These observations may sound conspiratorial but historically there has always been resistance to women’s progress towards equality. All our rights have been fought for and challenged, not given freely and cultural and social conditions provide a myriad of ways to resist further change. It is not a group of men standing arm to arm but men are colluding with oppression through their silence. My work has looked at backlash and the unexpected ways resistance to women’s equality is manifested. It was ideology that encouraged a particular type of mothering which alongside structural barriers contributed to educated women staying at home in the fifties, sixties and seventies. My gut told me twenty five years ago that post structuralism was ultimately no friend to feminism. We know historically that violence is not needed to keep people in their place when ideas will do it. And today women’s voices are being silenced and women punished for exposing the threat that an ideology that says you can think yourself a woman to be one, poses for women and girls everywhere.
Just when women’s reality was being acknowledged a theory comes along to say there is no such thing as reality. Just when women’s truth was being spoken and perhaps heard, a theory comes along to say there is no such thing as truth.
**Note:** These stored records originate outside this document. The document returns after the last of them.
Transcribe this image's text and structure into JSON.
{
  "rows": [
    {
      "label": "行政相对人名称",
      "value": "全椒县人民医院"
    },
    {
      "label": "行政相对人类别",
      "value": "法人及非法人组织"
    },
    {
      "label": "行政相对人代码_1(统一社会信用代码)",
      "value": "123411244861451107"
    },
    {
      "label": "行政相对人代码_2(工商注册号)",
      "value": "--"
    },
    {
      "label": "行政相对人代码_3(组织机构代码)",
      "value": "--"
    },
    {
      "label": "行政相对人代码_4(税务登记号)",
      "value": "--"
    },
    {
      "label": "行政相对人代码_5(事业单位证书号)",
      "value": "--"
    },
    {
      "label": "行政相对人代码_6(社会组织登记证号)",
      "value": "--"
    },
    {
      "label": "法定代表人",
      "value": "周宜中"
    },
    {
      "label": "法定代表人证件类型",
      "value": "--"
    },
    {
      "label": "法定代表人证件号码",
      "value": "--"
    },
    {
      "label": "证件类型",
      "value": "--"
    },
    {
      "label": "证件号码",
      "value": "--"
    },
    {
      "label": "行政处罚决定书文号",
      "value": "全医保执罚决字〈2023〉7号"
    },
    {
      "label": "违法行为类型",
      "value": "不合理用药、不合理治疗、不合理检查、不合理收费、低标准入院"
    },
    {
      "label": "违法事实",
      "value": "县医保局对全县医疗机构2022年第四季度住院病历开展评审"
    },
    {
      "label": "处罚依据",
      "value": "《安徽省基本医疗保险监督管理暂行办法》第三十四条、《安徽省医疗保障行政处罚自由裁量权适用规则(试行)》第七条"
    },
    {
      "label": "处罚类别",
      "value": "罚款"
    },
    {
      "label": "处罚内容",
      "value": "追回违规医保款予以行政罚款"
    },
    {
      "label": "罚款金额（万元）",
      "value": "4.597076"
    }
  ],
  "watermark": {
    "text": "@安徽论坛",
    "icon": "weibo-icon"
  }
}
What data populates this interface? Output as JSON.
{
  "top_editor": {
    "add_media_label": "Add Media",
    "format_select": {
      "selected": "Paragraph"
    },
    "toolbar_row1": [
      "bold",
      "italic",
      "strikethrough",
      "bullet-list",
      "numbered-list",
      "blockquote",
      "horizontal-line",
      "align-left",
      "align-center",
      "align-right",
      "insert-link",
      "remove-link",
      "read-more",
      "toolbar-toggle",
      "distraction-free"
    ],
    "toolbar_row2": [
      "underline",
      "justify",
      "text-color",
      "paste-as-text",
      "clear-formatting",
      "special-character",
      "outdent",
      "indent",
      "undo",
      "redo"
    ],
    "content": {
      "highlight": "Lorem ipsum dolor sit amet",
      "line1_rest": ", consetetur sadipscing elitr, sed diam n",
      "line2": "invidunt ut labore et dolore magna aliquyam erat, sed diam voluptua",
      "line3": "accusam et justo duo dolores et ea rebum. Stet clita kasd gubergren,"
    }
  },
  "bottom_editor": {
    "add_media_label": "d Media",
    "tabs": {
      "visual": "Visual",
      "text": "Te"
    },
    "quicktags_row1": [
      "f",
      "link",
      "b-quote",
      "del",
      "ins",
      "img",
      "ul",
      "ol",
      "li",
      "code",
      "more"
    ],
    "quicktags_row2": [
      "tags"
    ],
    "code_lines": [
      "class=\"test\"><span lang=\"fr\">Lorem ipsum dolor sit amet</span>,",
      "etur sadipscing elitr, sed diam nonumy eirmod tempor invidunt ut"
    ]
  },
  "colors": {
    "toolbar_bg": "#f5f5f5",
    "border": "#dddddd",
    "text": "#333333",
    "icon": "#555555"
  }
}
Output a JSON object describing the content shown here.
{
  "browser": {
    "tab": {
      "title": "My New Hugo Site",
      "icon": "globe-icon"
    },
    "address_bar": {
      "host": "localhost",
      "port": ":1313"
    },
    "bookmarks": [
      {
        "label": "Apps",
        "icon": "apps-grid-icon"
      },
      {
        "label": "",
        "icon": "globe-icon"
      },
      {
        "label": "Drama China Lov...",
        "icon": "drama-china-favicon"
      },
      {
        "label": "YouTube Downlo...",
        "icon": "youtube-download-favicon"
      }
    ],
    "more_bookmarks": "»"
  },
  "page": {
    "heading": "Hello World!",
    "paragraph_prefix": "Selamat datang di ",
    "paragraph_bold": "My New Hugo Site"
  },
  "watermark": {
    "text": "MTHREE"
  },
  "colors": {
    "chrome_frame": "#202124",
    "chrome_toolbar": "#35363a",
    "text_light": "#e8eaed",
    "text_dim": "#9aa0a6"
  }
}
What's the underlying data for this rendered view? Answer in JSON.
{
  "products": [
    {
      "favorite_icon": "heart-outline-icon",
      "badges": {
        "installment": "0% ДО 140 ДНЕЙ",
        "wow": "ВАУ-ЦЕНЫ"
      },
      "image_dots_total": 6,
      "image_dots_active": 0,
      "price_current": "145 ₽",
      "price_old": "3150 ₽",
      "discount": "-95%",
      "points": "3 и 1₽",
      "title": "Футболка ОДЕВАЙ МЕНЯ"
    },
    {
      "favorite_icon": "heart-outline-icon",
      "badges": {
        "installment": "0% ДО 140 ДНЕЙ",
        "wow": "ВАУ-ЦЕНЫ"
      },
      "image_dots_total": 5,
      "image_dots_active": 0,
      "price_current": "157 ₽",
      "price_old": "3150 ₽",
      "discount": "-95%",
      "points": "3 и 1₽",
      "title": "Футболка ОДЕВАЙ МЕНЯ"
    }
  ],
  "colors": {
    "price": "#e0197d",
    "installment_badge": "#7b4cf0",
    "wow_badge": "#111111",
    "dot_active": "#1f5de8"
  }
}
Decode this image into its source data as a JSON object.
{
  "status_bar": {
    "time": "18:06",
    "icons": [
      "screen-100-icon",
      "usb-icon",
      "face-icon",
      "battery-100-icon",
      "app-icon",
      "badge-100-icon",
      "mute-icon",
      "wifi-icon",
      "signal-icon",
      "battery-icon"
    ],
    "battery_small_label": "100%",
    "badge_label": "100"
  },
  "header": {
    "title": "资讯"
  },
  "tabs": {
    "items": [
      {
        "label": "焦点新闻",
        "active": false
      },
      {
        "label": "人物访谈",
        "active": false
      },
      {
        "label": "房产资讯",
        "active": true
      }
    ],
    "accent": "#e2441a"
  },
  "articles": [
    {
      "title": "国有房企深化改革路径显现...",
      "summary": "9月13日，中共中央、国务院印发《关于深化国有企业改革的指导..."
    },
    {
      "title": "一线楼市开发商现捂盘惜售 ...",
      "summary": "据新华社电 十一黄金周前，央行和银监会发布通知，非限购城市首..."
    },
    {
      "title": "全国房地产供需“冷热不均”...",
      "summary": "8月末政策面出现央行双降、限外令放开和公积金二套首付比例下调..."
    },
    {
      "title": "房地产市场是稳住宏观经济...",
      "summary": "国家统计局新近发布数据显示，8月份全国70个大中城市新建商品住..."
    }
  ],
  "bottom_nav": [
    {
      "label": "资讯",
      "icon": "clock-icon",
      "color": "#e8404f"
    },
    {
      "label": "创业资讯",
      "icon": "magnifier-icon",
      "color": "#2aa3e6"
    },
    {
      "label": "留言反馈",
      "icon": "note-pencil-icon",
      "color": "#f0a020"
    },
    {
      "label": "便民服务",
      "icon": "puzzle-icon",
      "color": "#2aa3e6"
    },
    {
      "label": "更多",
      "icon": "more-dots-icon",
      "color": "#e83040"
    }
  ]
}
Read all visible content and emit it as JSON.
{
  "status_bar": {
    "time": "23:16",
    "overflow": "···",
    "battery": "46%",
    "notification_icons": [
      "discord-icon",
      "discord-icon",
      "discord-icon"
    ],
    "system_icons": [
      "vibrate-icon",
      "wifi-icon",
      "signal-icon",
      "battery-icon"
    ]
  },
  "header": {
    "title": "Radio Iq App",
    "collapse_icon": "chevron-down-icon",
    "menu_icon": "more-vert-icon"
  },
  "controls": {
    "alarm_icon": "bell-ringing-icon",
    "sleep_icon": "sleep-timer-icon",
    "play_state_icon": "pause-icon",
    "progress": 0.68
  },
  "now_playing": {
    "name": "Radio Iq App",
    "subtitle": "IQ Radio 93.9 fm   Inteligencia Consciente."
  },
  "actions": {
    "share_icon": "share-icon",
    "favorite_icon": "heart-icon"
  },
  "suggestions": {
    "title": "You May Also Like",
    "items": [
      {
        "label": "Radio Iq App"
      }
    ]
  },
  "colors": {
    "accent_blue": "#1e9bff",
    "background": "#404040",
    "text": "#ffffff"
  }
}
Just as women started to become the human subject for the first time in history, a theory comes along to say there is no such thing as the human subject.
Poststructuralism is a useful analytical tool, but in essence a nihilist theory that by its nature could never provide the foundation for a political movement and nearly brought feminist activism and theory to a standstill. For women’s sake it is time to dethrone the poststructuralist crown.